John Green's Looking For Alaska, his first novel and arguably his most beloved, has been stuck in development limbo over at Paramount Pictures for over 10 years, and now there's even more drama that might delay the big screen adaptation even further. (Full Disclosure: MTV and Paramount Pictures are both owned by Viacom.)
On February 18, the best-selling author took to Twitter to express his frustrations with the studio and their handling of the Looking For Alaska film. In a series of now-deleted tweets, he claims that the studio won't even return his calls.
"I don't think they like me," he tweeted. "The feeling is profoundly mutual. So I can't even get someone to answer the telephone, let alone cast a movie."
This is devastating news, especially after Looking For Alaska seemed to be making so much progress. The success of Green's first book-to-movie adaptation, The Fault In Our Stars, seemed to have breathed new life into Alaska. Finally, it looked like Miles "Pudge" Halter's coming-of-age tale was headed to the big screen.

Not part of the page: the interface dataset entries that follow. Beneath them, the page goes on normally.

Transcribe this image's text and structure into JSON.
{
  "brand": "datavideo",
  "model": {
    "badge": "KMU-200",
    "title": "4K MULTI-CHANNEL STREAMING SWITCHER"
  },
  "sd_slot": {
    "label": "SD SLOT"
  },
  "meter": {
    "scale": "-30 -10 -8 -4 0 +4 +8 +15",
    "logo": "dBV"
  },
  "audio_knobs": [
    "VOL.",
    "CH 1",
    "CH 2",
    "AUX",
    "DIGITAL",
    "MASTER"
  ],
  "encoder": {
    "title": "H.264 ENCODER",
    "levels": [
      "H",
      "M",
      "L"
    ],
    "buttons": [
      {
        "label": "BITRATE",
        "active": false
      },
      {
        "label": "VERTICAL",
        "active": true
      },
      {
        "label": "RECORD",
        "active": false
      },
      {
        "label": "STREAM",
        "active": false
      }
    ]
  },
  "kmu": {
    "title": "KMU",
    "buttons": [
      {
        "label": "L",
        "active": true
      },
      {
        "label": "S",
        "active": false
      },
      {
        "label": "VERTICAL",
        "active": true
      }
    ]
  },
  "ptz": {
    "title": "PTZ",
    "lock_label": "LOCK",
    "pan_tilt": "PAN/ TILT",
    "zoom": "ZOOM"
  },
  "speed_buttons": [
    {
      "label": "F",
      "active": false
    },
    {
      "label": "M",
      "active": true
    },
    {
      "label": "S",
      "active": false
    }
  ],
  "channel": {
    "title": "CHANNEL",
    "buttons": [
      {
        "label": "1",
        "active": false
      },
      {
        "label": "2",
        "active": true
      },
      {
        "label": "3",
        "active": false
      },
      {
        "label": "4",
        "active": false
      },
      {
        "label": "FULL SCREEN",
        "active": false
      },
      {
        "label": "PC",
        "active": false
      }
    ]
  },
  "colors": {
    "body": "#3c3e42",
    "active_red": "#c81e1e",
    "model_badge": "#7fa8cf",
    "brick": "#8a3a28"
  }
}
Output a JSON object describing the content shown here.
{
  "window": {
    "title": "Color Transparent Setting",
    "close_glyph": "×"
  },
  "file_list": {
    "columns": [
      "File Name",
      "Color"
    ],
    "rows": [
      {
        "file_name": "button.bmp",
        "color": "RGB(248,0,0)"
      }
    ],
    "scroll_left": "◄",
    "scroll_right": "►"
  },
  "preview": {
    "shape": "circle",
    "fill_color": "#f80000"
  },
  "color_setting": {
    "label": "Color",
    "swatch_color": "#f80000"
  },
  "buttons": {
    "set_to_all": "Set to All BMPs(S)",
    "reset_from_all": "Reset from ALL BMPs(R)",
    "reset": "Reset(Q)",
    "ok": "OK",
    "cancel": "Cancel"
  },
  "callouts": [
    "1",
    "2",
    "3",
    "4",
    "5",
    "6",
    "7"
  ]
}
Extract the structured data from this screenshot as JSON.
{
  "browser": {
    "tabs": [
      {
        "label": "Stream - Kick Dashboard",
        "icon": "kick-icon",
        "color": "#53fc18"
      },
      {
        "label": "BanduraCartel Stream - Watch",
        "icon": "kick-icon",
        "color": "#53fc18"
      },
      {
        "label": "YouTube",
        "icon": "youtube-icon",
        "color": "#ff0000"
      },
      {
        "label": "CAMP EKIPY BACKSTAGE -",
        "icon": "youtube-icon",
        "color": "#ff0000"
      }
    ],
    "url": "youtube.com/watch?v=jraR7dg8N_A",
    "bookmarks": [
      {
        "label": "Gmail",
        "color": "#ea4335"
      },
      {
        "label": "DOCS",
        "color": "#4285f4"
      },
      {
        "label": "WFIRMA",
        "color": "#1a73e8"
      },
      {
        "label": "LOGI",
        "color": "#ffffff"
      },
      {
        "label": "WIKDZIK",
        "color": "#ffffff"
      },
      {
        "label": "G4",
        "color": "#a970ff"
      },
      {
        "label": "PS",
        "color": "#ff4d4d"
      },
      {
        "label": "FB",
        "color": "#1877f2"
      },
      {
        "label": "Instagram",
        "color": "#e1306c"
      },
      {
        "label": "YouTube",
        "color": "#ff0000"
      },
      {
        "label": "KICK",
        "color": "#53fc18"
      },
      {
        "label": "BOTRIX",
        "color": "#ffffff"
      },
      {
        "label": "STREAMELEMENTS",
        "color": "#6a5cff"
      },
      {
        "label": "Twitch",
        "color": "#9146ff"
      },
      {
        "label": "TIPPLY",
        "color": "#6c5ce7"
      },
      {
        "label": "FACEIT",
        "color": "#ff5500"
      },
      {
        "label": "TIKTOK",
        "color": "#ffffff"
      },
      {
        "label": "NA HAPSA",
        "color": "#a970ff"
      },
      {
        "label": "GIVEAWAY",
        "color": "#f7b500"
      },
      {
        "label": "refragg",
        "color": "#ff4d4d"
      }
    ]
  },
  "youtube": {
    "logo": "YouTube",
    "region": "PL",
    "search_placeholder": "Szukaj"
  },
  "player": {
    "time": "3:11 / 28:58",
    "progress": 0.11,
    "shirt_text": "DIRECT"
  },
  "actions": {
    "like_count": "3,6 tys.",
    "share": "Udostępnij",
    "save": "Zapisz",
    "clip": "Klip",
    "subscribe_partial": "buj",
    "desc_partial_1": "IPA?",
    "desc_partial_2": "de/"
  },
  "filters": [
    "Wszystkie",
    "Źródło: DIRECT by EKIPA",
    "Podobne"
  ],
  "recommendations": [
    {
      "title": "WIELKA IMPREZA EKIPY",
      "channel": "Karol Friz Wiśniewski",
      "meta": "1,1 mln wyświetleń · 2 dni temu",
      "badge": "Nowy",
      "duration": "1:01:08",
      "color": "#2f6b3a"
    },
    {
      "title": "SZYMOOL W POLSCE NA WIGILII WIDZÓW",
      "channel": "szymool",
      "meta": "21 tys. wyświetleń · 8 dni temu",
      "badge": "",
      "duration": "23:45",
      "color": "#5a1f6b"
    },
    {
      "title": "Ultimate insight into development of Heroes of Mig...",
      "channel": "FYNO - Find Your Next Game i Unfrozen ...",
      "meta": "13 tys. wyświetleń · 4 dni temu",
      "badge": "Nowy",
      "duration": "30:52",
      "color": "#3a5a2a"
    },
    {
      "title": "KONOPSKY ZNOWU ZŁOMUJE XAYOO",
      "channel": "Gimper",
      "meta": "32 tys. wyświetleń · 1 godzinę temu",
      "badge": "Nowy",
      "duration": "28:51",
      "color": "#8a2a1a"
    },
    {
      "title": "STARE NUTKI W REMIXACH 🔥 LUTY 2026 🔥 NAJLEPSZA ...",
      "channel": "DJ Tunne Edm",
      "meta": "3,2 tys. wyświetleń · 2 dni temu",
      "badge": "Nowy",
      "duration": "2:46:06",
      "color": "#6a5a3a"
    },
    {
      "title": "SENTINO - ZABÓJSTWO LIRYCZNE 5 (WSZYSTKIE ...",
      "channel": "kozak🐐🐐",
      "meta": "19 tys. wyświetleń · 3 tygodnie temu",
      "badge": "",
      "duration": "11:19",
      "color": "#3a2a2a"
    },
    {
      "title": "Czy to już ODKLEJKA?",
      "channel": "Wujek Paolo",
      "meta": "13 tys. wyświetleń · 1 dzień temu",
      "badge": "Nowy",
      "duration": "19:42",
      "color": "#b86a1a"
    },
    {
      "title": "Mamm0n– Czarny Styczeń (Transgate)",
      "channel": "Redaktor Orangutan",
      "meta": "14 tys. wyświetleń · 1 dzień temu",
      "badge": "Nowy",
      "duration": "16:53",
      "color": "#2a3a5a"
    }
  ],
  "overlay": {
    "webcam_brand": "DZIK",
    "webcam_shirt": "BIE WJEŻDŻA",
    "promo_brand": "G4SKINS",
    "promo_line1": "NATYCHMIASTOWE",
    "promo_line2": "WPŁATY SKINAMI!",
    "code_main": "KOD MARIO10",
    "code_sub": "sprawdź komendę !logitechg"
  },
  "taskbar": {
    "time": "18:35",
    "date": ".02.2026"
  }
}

Last February, the writing duo behind TFIOS and Paper Towns -- Scott Neustadter and Michael H. Weber -- reportedly teamed up once again to pen the screenplay for Looking For Alaska. Then, in June, Green announced that Rebecca Thomas had signed on to direct the feature.
However, late last year production was delayed because of casting woes. The studio was reportedly having trouble finding its Alaska. Things went from bad to worse when Green announced that he was "not involved in the project in any way" in a January Vlogbrothers update. "I'm not going to lie," he said, "It definitely bums me out."
It bums us out, too. Alaska is a special book. It doesn't sugarcoat death; instead, it asks questions, as we all do. Death is confusing and awful and horrible and painful, but mostly, it just leaves us wanting to know more -- and in some cases, why. While Looking For Alaska doesn’t have all the answers, in a way, that's the most perfect ending of them all.
Hopefully, Paramount and Green can find a way to work together because imagining this movie without Green's involvement is like trying to picture Pudge without the Colonel -- it just doesn't work.